First to be played was the longest work, by Riho Esko Maimets, a Canadian national of Estonian descent. His works opens with soft, mysterious sounds, a lament appears on the cello being joined by other instruments playing harmonics. A viola pizzicato heralds the main musical material which retains a ritualistic flavour throughout, drawn from various religious traditions.
Regression to the quiet opening merely confirms a desire for nonconformity towards usual expectations of even a modern string quartet. The audience should be congratulated on maintaining absolute silence for the ethereal end which quietly descends into a peaceful close.
The second performance by the American Henry Stewart is written about two images, the first a photograph by Gary Goldberg found in The Family of Woman. This begins with a drone on cello, joined by a solemn melody on viola with high support from the two violins; lyricism appears that has a post-Barber intensity. This then dissolves back into the opening refrain. The end is sudden and laconic.
The second movement is about a hallucination the composer had as a child. His vision was a great, terrible black fire on the horizon of an empty plain. It opens has the two violins competing for attention through the use of various string devices. Like in the first movement a kind of modernism gives way to a more lyrical approach, though this time of an urgent nature. Adams replaces Barber as the main influence here. There is a thrusting quality that generates genuine excitement. Calm descends into a stoic coda.

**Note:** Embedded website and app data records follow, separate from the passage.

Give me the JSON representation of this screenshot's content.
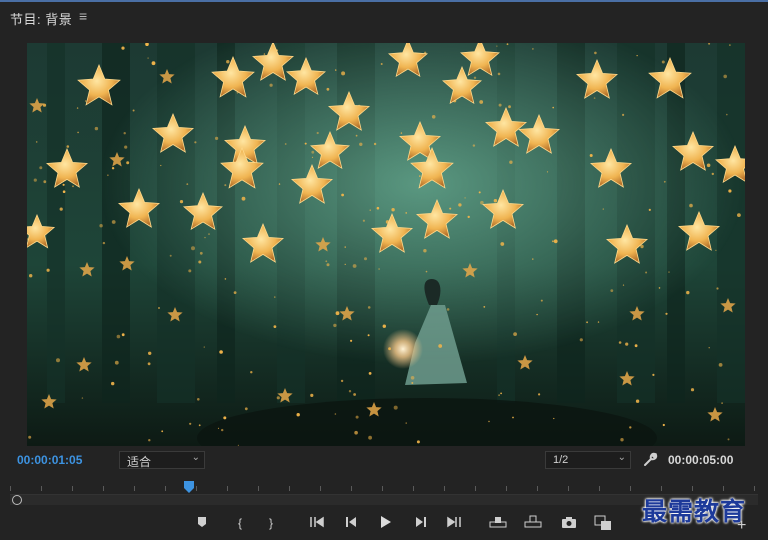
{
  "panel": {
    "title": "节目: 背景",
    "menu_icon": "hamburger-icon"
  },
  "viewer": {
    "content": "program-monitor-frame",
    "colors": {
      "forest": "#1f4a3c",
      "glow": "#f2b54a",
      "dark": "#0c1a16"
    }
  },
  "controls": {
    "current_timecode": "00:00:01:05",
    "fit_label": "适合",
    "resolution_label": "1/2",
    "duration_timecode": "00:00:05:00",
    "settings_icon": "wrench-icon",
    "accent": "#3d93e1"
  },
  "transport": {
    "buttons": [
      {
        "name": "add-marker",
        "icon": "marker-icon"
      },
      {
        "name": "mark-in",
        "icon": "mark-in-icon",
        "label": "{"
      },
      {
        "name": "mark-out",
        "icon": "mark-out-icon",
        "label": "}"
      },
      {
        "name": "go-to-in",
        "icon": "go-to-in-icon"
      },
      {
        "name": "step-back",
        "icon": "step-back-icon"
      },
      {
        "name": "play",
        "icon": "play-icon"
      },
      {
        "name": "step-forward",
        "icon": "step-forward-icon"
      },
      {
        "name": "go-to-out",
        "icon": "go-to-out-icon"
      },
      {
        "name": "lift",
        "icon": "lift-icon"
      },
      {
        "name": "extract",
        "icon": "extract-icon"
      },
      {
        "name": "export-frame",
        "icon": "camera-icon"
      },
      {
        "name": "compare-view",
        "icon": "compare-icon"
      }
    ],
    "add_label": "+"
  },
  "watermark": {
    "text": "最需教育"
  }
}
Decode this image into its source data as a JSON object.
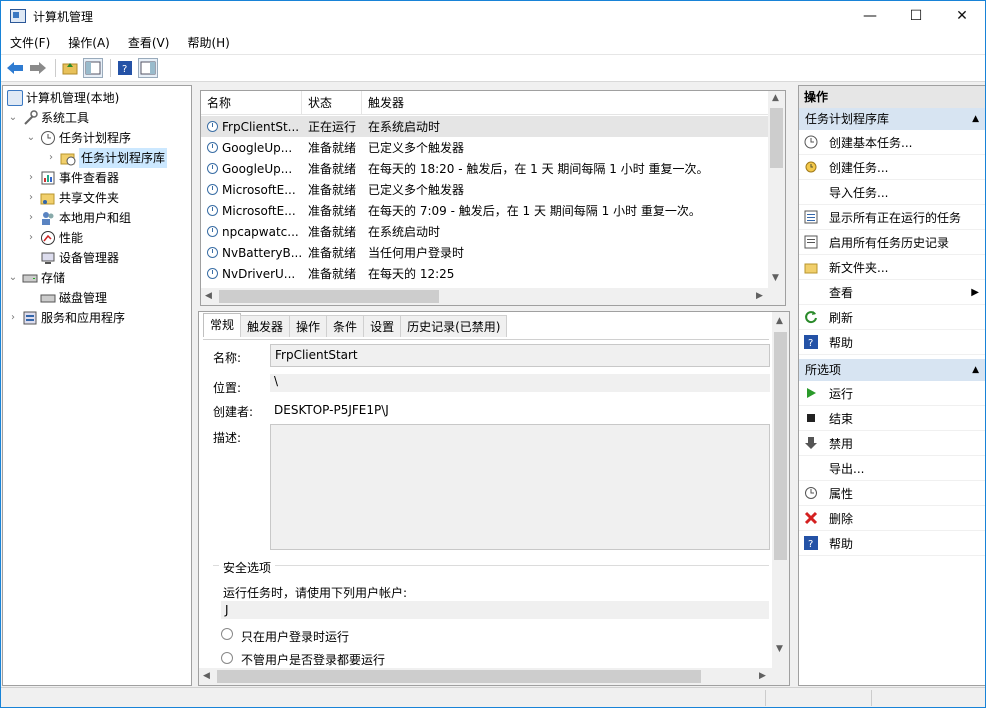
{
  "window": {
    "title": "计算机管理",
    "min": "—",
    "max": "☐",
    "close": "✕"
  },
  "menu": [
    "文件(F)",
    "操作(A)",
    "查看(V)",
    "帮助(H)"
  ],
  "tree": {
    "root": "计算机管理(本地)",
    "system_tools": "系统工具",
    "task_scheduler": "任务计划程序",
    "task_library": "任务计划程序库",
    "event_viewer": "事件查看器",
    "shared_folders": "共享文件夹",
    "local_users": "本地用户和组",
    "performance": "性能",
    "device_manager": "设备管理器",
    "storage": "存储",
    "disk_mgmt": "磁盘管理",
    "services_apps": "服务和应用程序"
  },
  "list": {
    "headers": [
      "名称",
      "状态",
      "触发器"
    ],
    "rows": [
      {
        "name": "FrpClientSt...",
        "status": "正在运行",
        "trigger": "在系统启动时"
      },
      {
        "name": "GoogleUp...",
        "status": "准备就绪",
        "trigger": "已定义多个触发器"
      },
      {
        "name": "GoogleUp...",
        "status": "准备就绪",
        "trigger": "在每天的 18:20 - 触发后，在 1 天 期间每隔 1 小时 重复一次。"
      },
      {
        "name": "MicrosoftE...",
        "status": "准备就绪",
        "trigger": "已定义多个触发器"
      },
      {
        "name": "MicrosoftE...",
        "status": "准备就绪",
        "trigger": "在每天的 7:09 - 触发后，在 1 天 期间每隔 1 小时 重复一次。"
      },
      {
        "name": "npcapwatc...",
        "status": "准备就绪",
        "trigger": "在系统启动时"
      },
      {
        "name": "NvBatteryB...",
        "status": "准备就绪",
        "trigger": "当任何用户登录时"
      },
      {
        "name": "NvDriverU...",
        "status": "准备就绪",
        "trigger": "在每天的 12:25"
      }
    ]
  },
  "detail": {
    "tabs": [
      "常规",
      "触发器",
      "操作",
      "条件",
      "设置",
      "历史记录(已禁用)"
    ],
    "name_label": "名称:",
    "name_value": "FrpClientStart",
    "location_label": "位置:",
    "location_value": "\\",
    "author_label": "创建者:",
    "author_value": "DESKTOP-P5JFE1P\\J",
    "desc_label": "描述:",
    "security_label": "安全选项",
    "run_as_label": "运行任务时，请使用下列用户帐户:",
    "run_as_value": "J",
    "radio1": "只在用户登录时运行",
    "radio2": "不管用户是否登录都要运行"
  },
  "actions": {
    "header": "操作",
    "section1": "任务计划程序库",
    "items1": [
      "创建基本任务...",
      "创建任务...",
      "导入任务...",
      "显示所有正在运行的任务",
      "启用所有任务历史记录",
      "新文件夹...",
      "查看",
      "刷新",
      "帮助"
    ],
    "section2": "所选项",
    "items2": [
      "运行",
      "结束",
      "禁用",
      "导出...",
      "属性",
      "删除",
      "帮助"
    ]
  }
}
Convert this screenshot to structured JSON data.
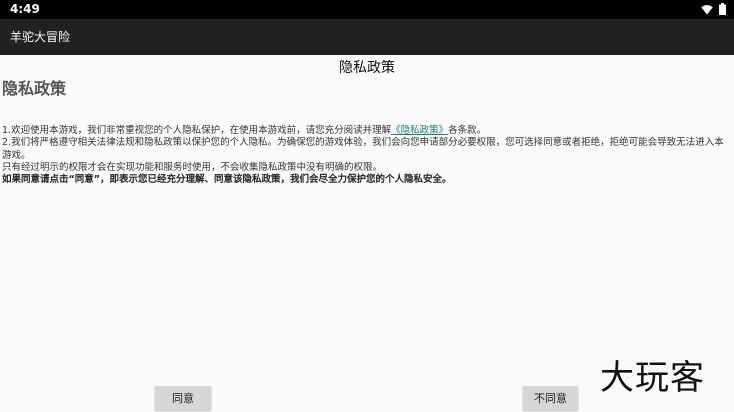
{
  "status_bar": {
    "time": "4:49",
    "icons": [
      "wifi-icon",
      "battery-icon"
    ]
  },
  "app_bar": {
    "title": "羊驼大冒险"
  },
  "dialog": {
    "title": "隐私政策",
    "heading": "隐私政策",
    "paragraph1_prefix": "1.欢迎使用本游戏，我们非常重视您的个人隐私保护，在使用本游戏前，请您充分阅读并理解",
    "paragraph1_link": "《隐私政策》",
    "paragraph1_suffix": "各条款。",
    "paragraph2": "2.我们将严格遵守相关法律法规和隐私政策以保护您的个人隐私。为确保您的游戏体验，我们会向您申请部分必要权限，您可选择同意或者拒绝，拒绝可能会导致无法进入本游戏。",
    "paragraph3": "只有经过明示的权限才会在实现功能和服务时使用，不会收集隐私政策中没有明确的权限。",
    "paragraph4": "如果同意请点击“同意”，即表示您已经充分理解、同意该隐私政策，我们会尽全力保护您的个人隐私安全。",
    "agree_label": "同意",
    "disagree_label": "不同意"
  },
  "watermark": {
    "text": "大玩客"
  },
  "colors": {
    "status_bar": "#000000",
    "app_bar": "#212121",
    "background": "#fafafa",
    "link": "#1a7f72",
    "button": "#d6d6d6"
  }
}
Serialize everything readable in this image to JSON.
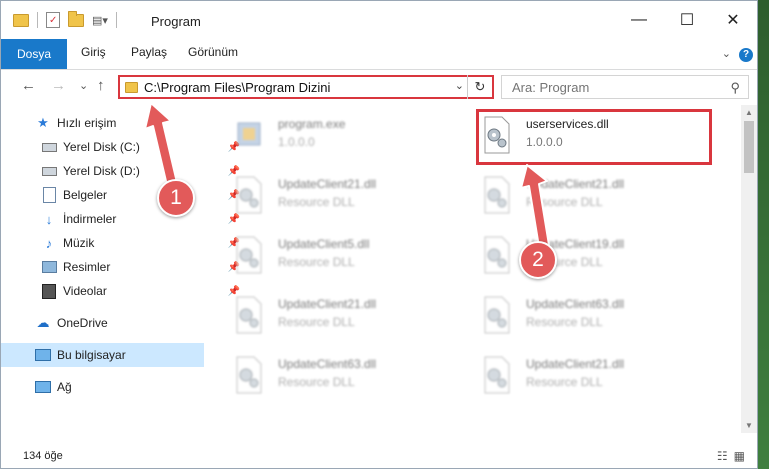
{
  "window": {
    "title": "Program",
    "buttons": {
      "minimize": "—",
      "maximize": "☐",
      "close": "✕"
    }
  },
  "ribbon": {
    "tabs": [
      "Dosya",
      "Giriş",
      "Paylaş",
      "Görünüm"
    ],
    "help": "?"
  },
  "nav": {
    "back": "←",
    "forward": "→",
    "recent": "⌄",
    "up": "↑"
  },
  "address": {
    "path": "C:\\Program Files\\Program Dizini",
    "dropdown": "⌄",
    "refresh": "↻"
  },
  "search": {
    "placeholder": "Ara: Program",
    "icon": "⚲"
  },
  "sidebar": {
    "items": [
      {
        "label": "Hızlı erişim",
        "icon": "star-icon"
      },
      {
        "label": "Yerel Disk (C:)",
        "icon": "drive-icon"
      },
      {
        "label": "Yerel Disk (D:)",
        "icon": "drive-icon"
      },
      {
        "label": "Belgeler",
        "icon": "document-icon"
      },
      {
        "label": "İndirmeler",
        "icon": "download-icon"
      },
      {
        "label": "Müzik",
        "icon": "music-icon"
      },
      {
        "label": "Resimler",
        "icon": "picture-icon"
      },
      {
        "label": "Videolar",
        "icon": "video-icon"
      },
      {
        "label": "OneDrive",
        "icon": "cloud-icon"
      },
      {
        "label": "Bu bilgisayar",
        "icon": "computer-icon"
      },
      {
        "label": "Ağ",
        "icon": "network-icon"
      }
    ]
  },
  "files": [
    {
      "name": "program.exe",
      "sub": "1.0.0.0"
    },
    {
      "name": "userservices.dll",
      "sub": "1.0.0.0"
    },
    {
      "name": "UpdateClient21.dll",
      "sub": "Resource DLL"
    },
    {
      "name": "UpdateClient21.dll",
      "sub": "Resource DLL"
    },
    {
      "name": "UpdateClient5.dll",
      "sub": "Resource DLL"
    },
    {
      "name": "UpdateClient19.dll",
      "sub": "Resource DLL"
    },
    {
      "name": "UpdateClient21.dll",
      "sub": "Resource DLL"
    },
    {
      "name": "UpdateClient63.dll",
      "sub": "Resource DLL"
    },
    {
      "name": "UpdateClient63.dll",
      "sub": "Resource DLL"
    },
    {
      "name": "UpdateClient21.dll",
      "sub": "Resource DLL"
    }
  ],
  "annotations": {
    "step1": "1",
    "step2": "2",
    "color": "#e25a5a"
  },
  "status": {
    "count": "134 öğe"
  }
}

Calm after the storm perhaps.
Chris Roe was inspired to write his Jetez! (French for Throw) after seeing a couple of local French people amusing themselves by throwing stones and various projectiles off the edge of a high cliff near to the small French village of Auvillar.
Hence the opening possessed a busy, somewhat threatening impulse which barely relents throughout its very short time span. There is little content as such, more music for effect which is perhaps the main point of the inspiration. For our age of short attention spans it is undoubtedly effective.

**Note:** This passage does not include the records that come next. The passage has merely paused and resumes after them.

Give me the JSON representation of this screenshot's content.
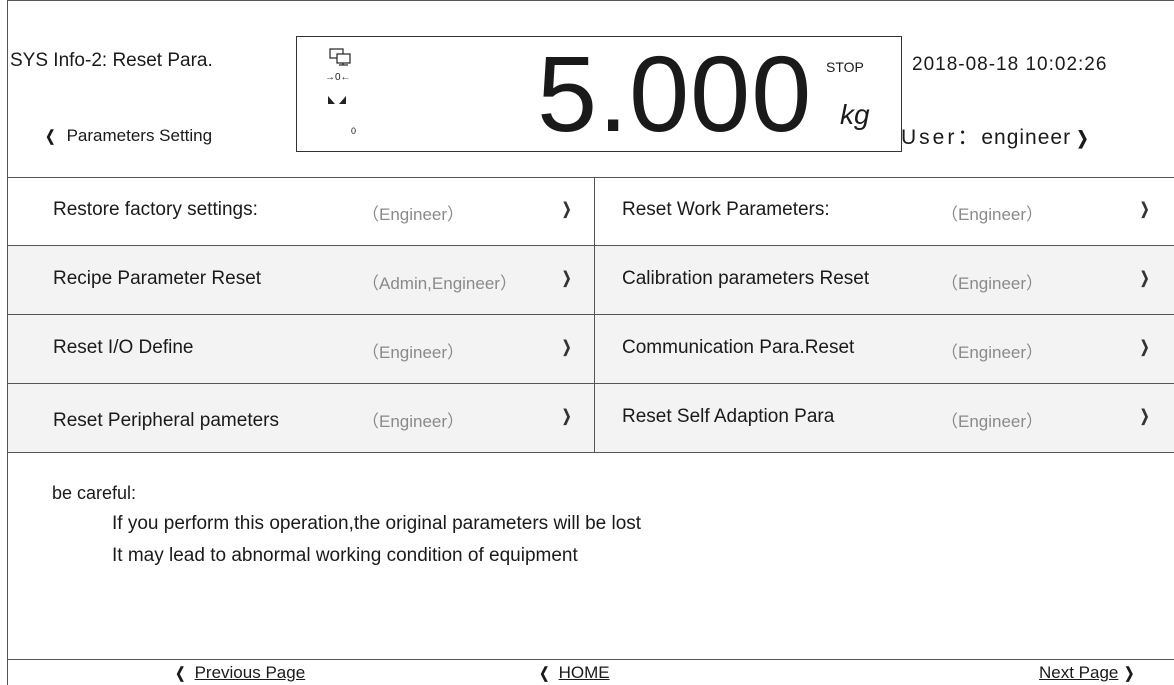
{
  "header": {
    "title": "SYS Info-2: Reset Para.",
    "back_label": "Parameters Setting",
    "zero_indicator": "→0←",
    "small_zero": "0",
    "weight": "5.000",
    "status": "STOP",
    "unit": "kg",
    "datetime": "2018-08-18 10:02:26",
    "user_label": "User：",
    "user_name": "engineer"
  },
  "icons": {
    "chevron_left": "❮",
    "chevron_right": "❯",
    "row_arrow": "❯"
  },
  "items": [
    {
      "left": {
        "name": "Restore factory settings:",
        "role": "（Engineer）"
      },
      "right": {
        "name": "Reset Work Parameters:",
        "role": "（Engineer）"
      }
    },
    {
      "left": {
        "name": "Recipe Parameter Reset",
        "role": "（Admin,Engineer）"
      },
      "right": {
        "name": "Calibration parameters Reset",
        "role": "（Engineer）"
      }
    },
    {
      "left": {
        "name": "Reset I/O Define",
        "role": "（Engineer）"
      },
      "right": {
        "name": "Communication Para.Reset",
        "role": "（Engineer）"
      }
    },
    {
      "left": {
        "name": "Reset Peripheral pameters",
        "role": "（Engineer）"
      },
      "right": {
        "name": "Reset Self Adaption Para",
        "role": "（Engineer）"
      }
    }
  ],
  "warning": {
    "title": "be careful:",
    "lines": [
      "If you perform this operation,the original parameters will be lost",
      "It may lead to abnormal working condition of equipment"
    ]
  },
  "footer": {
    "previous": "Previous Page",
    "home": "HOME",
    "next": "Next Page"
  },
  "colors": {
    "border": "#555555",
    "role_text": "#8a8a8a",
    "shaded_row": "#f3f3f3"
  }
}
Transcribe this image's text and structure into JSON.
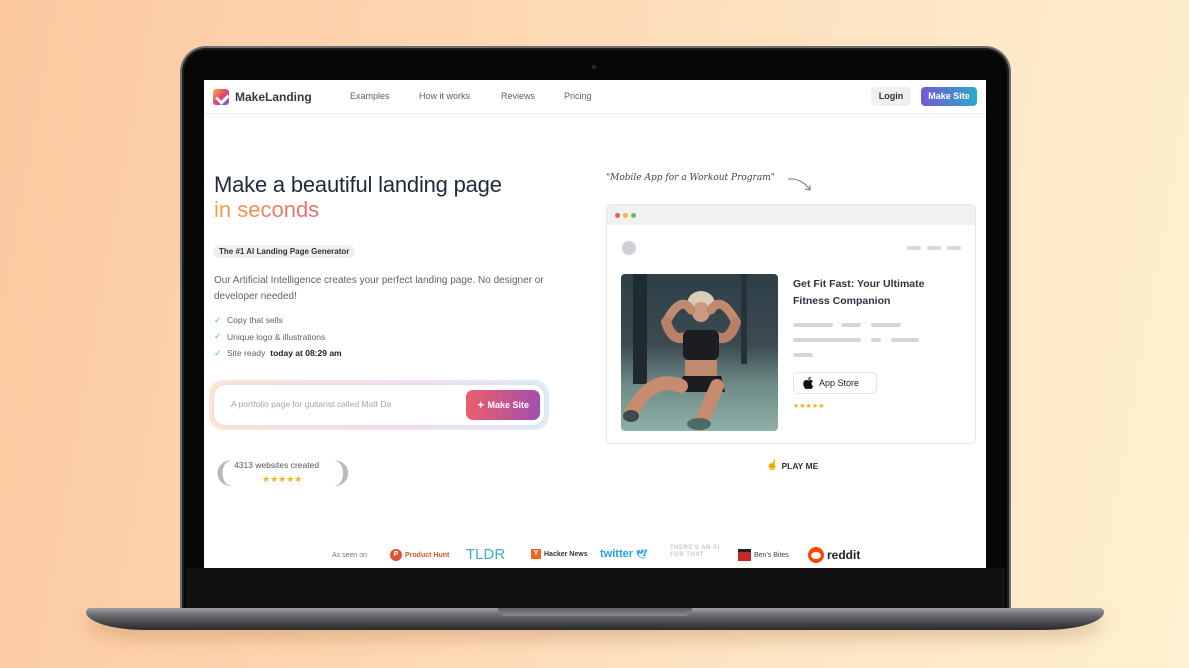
{
  "nav": {
    "brand": "MakeLanding",
    "links": [
      "Examples",
      "How it works",
      "Reviews",
      "Pricing"
    ],
    "login_label": "Login",
    "make_site_label": "Make Site"
  },
  "hero": {
    "title_line1": "Make a beautiful landing page",
    "title_line2": "in seconds",
    "tagline": "The #1 AI Landing Page Generator",
    "description": "Our Artificial Intelligence creates your perfect landing page. No designer or developer needed!",
    "features": [
      {
        "text": "Copy that sells",
        "bold": ""
      },
      {
        "text": "Unique logo & illustrations",
        "bold": ""
      },
      {
        "text": "Site ready ",
        "bold": "today at 08:29 am"
      }
    ],
    "prompt_placeholder": "A portfolio page for guitarist called Matt Da",
    "prompt_button": "Make Site",
    "award_text": "4313 websites created",
    "award_stars": "★★★★★"
  },
  "preview": {
    "quote": "\"Mobile App for a Workout Program\"",
    "title": "Get Fit Fast: Your Ultimate Fitness Companion",
    "app_store_label": "App Store",
    "stars": "★★★★★",
    "play_label": "PLAY ME"
  },
  "seen_on": {
    "label": "As seen on",
    "outlets": [
      "Product Hunt",
      "TLDR",
      "Hacker News",
      "twitter",
      "THERE'S AN AI FOR THAT",
      "Ben's Bites",
      "reddit"
    ]
  },
  "colors": {
    "accent_gradient_start": "#6e5bd6",
    "accent_gradient_end": "#2fa8c9",
    "headline_orange": "#f0a048",
    "headline_pink": "#e66a7a",
    "check_green": "#4cc48a",
    "star_gold": "#f2b21f"
  }
}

And so to the judging by both the listeners at the well attended venue and on-line, the concert having been streamed on the internet.
It is hardly surprising not to find influences in each work: Arvo Part’s mysticism is clearly evident in Maimets's work; I have alluded to Barber and Adams in Threnody/Images by Stewart. No direct associations are to be heard in the final piece but it is so brief I was not really involved.

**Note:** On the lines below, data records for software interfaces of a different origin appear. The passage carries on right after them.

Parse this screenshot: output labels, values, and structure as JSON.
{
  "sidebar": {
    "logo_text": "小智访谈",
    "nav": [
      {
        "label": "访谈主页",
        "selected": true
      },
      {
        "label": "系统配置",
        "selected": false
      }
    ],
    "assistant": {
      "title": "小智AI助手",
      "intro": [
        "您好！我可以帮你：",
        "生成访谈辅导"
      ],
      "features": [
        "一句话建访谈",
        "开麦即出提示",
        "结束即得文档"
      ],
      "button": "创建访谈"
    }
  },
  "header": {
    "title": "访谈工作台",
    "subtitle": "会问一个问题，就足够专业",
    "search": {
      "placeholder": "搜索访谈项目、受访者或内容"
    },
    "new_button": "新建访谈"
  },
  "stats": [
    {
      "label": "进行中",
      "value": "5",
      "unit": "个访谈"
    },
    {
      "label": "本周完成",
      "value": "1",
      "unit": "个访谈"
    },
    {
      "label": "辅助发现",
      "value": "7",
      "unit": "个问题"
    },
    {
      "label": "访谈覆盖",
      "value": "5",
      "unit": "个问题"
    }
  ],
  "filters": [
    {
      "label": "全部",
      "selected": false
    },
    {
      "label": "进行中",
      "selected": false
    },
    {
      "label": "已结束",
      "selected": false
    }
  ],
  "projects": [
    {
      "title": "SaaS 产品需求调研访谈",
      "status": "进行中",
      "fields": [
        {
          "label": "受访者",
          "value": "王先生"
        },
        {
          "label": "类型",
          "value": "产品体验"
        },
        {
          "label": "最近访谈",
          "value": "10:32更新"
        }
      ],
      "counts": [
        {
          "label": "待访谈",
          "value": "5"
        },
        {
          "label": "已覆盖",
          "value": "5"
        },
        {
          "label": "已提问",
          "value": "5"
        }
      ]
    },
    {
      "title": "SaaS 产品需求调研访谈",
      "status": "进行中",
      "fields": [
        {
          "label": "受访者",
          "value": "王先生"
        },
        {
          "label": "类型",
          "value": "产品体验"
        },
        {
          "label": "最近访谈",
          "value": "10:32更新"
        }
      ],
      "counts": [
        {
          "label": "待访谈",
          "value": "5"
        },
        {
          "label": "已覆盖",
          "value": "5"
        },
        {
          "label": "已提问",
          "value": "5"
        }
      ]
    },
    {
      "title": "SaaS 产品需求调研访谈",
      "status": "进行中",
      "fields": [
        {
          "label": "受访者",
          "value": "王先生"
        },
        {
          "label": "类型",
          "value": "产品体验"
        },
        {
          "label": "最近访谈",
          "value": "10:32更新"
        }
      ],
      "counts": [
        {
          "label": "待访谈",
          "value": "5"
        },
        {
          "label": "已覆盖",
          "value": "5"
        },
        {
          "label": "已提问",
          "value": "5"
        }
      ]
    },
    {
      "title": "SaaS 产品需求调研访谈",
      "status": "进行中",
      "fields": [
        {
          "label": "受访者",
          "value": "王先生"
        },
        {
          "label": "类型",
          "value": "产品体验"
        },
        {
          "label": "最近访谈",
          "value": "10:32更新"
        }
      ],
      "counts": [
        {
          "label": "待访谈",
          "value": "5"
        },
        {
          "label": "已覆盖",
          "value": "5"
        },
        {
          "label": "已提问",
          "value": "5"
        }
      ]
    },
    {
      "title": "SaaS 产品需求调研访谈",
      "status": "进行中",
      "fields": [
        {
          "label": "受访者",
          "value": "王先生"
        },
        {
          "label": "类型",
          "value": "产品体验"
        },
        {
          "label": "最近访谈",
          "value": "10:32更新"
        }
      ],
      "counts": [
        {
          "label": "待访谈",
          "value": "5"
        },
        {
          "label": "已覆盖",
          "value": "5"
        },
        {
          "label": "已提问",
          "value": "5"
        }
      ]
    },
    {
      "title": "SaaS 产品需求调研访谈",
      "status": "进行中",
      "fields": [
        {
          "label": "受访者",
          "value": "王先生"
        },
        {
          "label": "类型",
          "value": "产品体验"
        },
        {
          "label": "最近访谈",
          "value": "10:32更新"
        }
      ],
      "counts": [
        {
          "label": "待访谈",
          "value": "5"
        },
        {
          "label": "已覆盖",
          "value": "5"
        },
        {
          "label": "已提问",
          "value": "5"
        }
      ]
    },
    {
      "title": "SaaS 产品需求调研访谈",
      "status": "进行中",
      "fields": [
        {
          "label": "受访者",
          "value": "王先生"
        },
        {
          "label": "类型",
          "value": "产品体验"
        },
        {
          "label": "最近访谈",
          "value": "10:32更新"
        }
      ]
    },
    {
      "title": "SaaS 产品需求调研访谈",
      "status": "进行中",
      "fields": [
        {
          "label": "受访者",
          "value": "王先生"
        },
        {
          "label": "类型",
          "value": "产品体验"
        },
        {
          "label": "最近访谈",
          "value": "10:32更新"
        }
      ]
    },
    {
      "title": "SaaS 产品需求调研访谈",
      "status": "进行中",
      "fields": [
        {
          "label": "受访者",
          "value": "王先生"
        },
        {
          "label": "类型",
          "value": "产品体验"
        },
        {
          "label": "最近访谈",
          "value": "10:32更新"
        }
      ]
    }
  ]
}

Maimet’s Sanctus was the deserved winner. It had a greater depth and sincerity than the other two works. It demonstrated an ability to work with original material and keep the attention of the audience, as shown by the rapt silence at its end.
The qualities of the Villiers Quartet were well shown in the performances, with evidence of careful preparation and excellent execution. No more so than in their buoyant and felicitous playing in the marvellous Haydn quartet which ended the concert in suitable style.
It's been an incredible season of music at St. Andrew's - we thank everyone for their support, especially the team at St. Andrew's as we have grown and transformed with them alongside the renovation works! Here are some photos from our Haydn, Delius & Bush programme from May 27, 2012. Photographs taken by the lovely Charles Gervais of Both Hemispheres Photography.
Photographs by Charles Gervais, Both Hemispheres Photography